The variety of textures and flavors in Burke’s green salad is a delight, but even more delicious is how cold the vegetables are when they land on your plate. That’s because after washing the greens, he chills them in wide containers in the refrigerator, so they’re not piled on top of one another and can dry effectively. This may be the best trick in Burke’s green-salad playbook, a quiet but powerful extra step to elevate your salads at home: After washing and drying your greens, pop them in the refrigerator, covered with a tea towel, and keep them chilled until right before you’re ready to dress them. While the washed lettuce hangs out in the fridge, you can continue preparing the rest of dinner. By the time everything has cooked, your salad leaves will be crisper than crisp and cooler than cool, a pleasurable cacophony of textures, shyly slicked with a film of salt, acid and oil.

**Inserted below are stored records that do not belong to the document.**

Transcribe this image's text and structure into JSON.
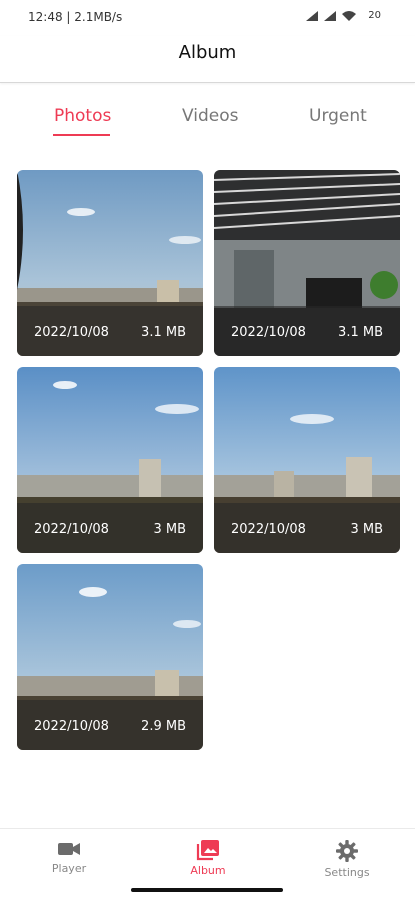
{
  "status_bar": {
    "time_speed": "12:48 | 2.1MB/s",
    "battery": "20"
  },
  "header": {
    "title": "Album"
  },
  "tabs": [
    {
      "label": "Photos",
      "active": true
    },
    {
      "label": "Videos",
      "active": false
    },
    {
      "label": "Urgent",
      "active": false
    }
  ],
  "photos": [
    {
      "date": "2022/10/08",
      "size": "3.1 MB",
      "scene": "sky-cityscape"
    },
    {
      "date": "2022/10/08",
      "size": "3.1 MB",
      "scene": "office-interior"
    },
    {
      "date": "2022/10/08",
      "size": "3 MB",
      "scene": "sky-cityscape"
    },
    {
      "date": "2022/10/08",
      "size": "3 MB",
      "scene": "sky-cityscape"
    },
    {
      "date": "2022/10/08",
      "size": "2.9 MB",
      "scene": "sky-cityscape"
    }
  ],
  "bottom_nav": [
    {
      "label": "Player",
      "icon": "video-camera-icon",
      "active": false
    },
    {
      "label": "Album",
      "icon": "album-icon",
      "active": true
    },
    {
      "label": "Settings",
      "icon": "gear-icon",
      "active": false
    }
  ],
  "colors": {
    "accent": "#ee3b54",
    "inactive": "#888888",
    "caption_overlay": "rgba(40,40,40,0.6)"
  }
}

The keyword here is slicked, not drowned. One of the most common errors home cooks make with salad is overdressing it, says Andrew Taylor, a chef and owner of Eventide Oyster Co. in Portland, Maine. Spicy greens, in particular, can be delicate. “If you overdo it, you’ll just find yourself with a sodden mass of greens,” he says. He has also noticed that a lot of home cooks are afraid of oil and don’t use enough of it — and worse, use too much vinegar, which causes the flavor to be overly harsh, plus the acid quickly deteriorates the greens. He recommends a classic ratio for vinaigrettes: one part vinegar (or citrus juice) to three parts oil. At Eventide, the green salad is dressed in a light nori vinaigrette, echoing the sea with each saline bite. The salad is bejeweled with pickled vegetables, which are reminiscent of the sweet radishes that come with Korean fried chicken. I’d never had a green salad that tasted so much like home.

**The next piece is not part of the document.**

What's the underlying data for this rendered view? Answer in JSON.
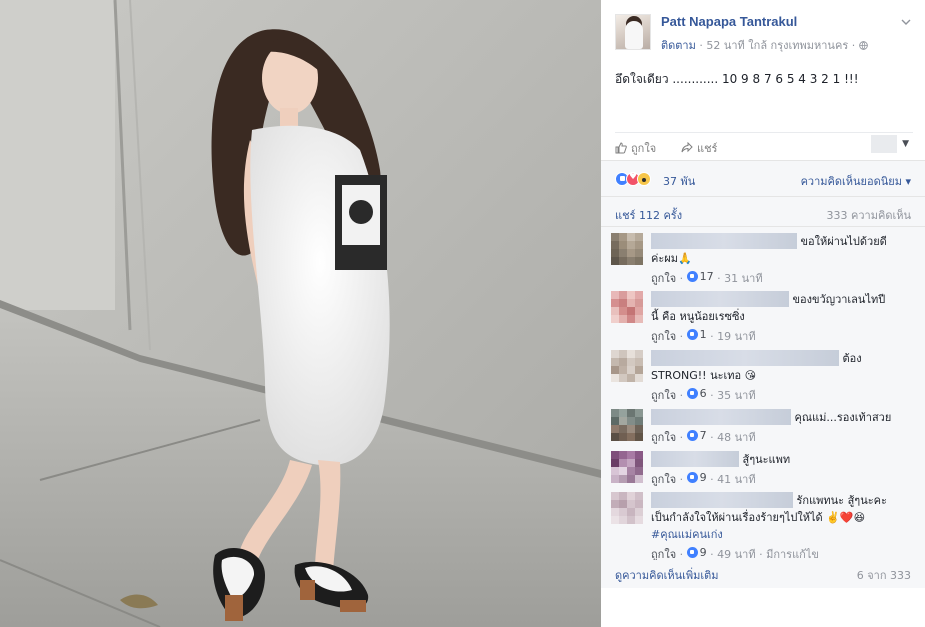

Taylor used to think of the green salad as a dull, obligatory dish. But years ago, after cooking at the now-closed Boston restaurant Clio, he saw how the garde-manger chef laboriously processed the many vegetables required for the green salad — “17 or so,” he guessed. “You had to really layer the salad very carefully and build it beautifully,” he says. This approach, giving a humble green salad the care and attention that any dish on the menu should have, resonated with him. The salad he serves now at Eventide is in many ways a homage to the one from Clio, which had a soy vinaigrette and let the vegetables speak for themselves.

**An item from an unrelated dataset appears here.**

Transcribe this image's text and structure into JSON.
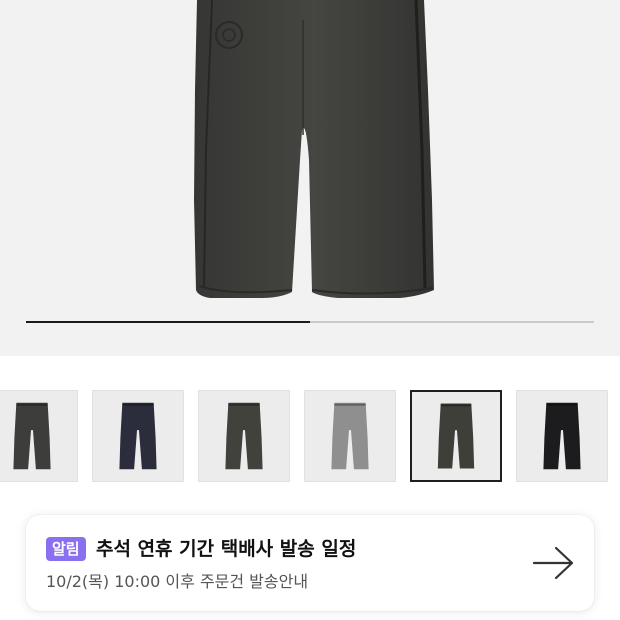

Unless you know your salad chef directly, or make salads yourself — a skill worth mastering — it can be hard to know what you’re going to get. Green salad is the Russian roulette of restaurant orders, a game I play often. I especially love ordering it when the menu says just “green salad” and nothing else. More often than not, I’m rewarded for my blind faith: lush lettuce, delicate dressing, transformational in every way.
Recipe: Green Salad With Dill Vinaigrette